*** Opening of MATERIAL SUPPLIED ***
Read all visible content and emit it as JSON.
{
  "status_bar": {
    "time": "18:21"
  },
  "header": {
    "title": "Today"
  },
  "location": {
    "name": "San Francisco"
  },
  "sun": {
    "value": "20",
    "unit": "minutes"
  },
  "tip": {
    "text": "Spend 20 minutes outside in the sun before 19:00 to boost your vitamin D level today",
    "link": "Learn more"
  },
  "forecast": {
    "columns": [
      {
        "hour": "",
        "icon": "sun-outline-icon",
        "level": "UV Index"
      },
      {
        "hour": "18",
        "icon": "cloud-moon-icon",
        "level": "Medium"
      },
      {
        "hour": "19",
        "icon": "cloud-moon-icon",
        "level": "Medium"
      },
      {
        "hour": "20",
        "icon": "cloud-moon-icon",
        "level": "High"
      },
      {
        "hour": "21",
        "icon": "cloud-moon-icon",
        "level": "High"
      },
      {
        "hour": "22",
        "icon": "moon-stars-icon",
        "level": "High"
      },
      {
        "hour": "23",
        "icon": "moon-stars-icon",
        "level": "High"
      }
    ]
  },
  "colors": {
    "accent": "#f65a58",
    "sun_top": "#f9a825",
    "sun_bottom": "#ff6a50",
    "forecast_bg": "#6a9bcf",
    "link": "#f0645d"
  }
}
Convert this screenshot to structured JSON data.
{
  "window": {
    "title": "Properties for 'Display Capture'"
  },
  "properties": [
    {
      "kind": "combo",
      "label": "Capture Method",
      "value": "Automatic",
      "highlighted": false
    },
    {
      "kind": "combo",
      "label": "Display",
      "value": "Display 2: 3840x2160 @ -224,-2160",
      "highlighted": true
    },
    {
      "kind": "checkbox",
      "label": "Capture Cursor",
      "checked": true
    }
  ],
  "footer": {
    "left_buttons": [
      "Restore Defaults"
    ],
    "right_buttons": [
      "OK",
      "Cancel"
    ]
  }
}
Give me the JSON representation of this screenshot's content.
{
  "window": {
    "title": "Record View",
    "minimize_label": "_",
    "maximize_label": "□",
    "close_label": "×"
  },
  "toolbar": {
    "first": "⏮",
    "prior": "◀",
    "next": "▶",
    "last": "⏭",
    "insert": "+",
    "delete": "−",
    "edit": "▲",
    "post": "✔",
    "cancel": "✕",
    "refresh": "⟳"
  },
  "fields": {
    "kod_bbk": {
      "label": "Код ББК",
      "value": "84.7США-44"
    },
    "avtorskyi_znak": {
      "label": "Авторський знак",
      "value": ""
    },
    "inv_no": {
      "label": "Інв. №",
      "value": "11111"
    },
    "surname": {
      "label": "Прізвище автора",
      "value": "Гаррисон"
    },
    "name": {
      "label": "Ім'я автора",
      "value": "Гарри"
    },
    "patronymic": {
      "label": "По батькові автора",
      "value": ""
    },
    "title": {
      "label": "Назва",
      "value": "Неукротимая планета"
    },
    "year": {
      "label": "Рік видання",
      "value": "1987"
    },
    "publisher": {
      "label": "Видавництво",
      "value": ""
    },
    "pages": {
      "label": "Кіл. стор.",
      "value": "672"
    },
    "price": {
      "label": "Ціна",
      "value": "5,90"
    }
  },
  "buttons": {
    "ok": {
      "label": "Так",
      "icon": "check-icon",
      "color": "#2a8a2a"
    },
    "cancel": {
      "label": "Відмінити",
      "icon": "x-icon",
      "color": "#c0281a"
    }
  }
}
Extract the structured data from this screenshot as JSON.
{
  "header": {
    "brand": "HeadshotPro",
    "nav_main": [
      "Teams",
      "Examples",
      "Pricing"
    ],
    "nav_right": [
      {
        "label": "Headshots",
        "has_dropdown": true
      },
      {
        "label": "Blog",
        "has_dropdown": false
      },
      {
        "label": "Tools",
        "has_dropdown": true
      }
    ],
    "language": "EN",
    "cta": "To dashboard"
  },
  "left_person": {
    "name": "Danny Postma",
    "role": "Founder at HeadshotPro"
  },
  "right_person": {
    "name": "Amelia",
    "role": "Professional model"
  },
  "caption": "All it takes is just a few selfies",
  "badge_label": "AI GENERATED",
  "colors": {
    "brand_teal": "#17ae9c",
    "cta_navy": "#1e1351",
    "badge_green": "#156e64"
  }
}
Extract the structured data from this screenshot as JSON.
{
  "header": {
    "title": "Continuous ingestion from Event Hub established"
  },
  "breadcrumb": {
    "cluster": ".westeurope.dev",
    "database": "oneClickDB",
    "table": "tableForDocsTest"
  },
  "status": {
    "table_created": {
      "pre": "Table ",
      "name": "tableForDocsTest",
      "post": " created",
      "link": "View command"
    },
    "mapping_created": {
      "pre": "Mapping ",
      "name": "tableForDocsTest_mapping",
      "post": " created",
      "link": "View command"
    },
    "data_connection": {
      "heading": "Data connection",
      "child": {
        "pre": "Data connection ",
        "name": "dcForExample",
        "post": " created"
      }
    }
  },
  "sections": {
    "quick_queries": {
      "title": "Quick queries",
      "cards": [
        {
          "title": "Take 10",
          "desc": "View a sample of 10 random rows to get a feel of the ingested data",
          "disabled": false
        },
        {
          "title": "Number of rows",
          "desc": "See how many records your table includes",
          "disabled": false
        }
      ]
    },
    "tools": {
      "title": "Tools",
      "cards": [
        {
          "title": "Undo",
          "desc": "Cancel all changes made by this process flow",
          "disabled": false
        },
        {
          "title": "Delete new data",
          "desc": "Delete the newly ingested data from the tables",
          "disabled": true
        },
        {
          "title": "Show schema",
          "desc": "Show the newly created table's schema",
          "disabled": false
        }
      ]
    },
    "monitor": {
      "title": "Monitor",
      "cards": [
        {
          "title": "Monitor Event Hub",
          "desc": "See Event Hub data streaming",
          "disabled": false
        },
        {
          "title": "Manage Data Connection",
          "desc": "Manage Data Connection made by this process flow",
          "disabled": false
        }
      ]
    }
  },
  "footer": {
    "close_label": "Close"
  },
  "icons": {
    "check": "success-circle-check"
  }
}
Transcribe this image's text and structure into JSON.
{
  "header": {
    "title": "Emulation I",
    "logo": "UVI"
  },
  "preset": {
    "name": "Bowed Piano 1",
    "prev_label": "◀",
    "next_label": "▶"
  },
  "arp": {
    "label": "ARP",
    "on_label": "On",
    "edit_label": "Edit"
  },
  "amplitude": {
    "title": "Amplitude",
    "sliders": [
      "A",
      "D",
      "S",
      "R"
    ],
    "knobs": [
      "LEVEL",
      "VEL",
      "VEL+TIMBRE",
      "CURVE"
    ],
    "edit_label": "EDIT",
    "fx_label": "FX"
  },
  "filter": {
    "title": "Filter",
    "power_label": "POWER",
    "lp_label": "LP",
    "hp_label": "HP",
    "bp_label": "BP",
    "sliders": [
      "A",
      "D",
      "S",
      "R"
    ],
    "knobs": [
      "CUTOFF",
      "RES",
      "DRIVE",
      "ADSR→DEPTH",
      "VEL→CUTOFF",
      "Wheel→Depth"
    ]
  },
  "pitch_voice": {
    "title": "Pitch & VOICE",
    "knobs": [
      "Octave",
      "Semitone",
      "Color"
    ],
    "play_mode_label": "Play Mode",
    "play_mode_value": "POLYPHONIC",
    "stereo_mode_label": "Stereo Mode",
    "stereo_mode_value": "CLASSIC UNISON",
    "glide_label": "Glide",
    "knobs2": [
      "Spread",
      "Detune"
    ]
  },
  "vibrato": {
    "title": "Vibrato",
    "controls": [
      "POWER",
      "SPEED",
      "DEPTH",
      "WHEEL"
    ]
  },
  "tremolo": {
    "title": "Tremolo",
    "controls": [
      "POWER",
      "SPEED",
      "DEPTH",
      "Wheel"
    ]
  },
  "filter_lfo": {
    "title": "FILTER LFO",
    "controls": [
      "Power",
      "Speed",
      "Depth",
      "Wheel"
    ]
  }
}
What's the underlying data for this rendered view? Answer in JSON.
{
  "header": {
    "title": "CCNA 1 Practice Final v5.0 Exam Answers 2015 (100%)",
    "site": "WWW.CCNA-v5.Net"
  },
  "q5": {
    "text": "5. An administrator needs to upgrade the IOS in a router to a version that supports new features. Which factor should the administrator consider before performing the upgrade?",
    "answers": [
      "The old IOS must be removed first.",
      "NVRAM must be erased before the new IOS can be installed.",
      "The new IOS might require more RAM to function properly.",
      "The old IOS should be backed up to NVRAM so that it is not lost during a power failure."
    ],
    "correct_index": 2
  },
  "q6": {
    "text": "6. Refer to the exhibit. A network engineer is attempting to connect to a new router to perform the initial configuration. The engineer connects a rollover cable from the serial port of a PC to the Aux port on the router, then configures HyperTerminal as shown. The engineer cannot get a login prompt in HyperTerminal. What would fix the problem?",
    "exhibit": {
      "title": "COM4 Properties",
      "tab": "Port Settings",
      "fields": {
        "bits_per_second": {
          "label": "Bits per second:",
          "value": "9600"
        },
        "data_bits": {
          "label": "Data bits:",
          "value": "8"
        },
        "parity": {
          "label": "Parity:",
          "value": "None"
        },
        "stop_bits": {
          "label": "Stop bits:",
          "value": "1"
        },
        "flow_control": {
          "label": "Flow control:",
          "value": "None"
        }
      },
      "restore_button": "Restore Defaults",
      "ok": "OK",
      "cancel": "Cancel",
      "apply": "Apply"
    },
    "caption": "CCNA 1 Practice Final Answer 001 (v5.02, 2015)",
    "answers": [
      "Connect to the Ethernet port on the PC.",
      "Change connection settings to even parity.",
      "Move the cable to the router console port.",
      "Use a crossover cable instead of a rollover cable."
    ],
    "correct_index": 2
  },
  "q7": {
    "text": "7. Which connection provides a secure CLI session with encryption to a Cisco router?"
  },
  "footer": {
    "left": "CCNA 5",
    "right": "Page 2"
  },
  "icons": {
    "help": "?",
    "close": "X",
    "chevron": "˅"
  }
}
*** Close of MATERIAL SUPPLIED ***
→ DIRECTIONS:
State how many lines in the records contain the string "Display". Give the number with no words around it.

→ SOLUTION TO THE EXERCISE:
3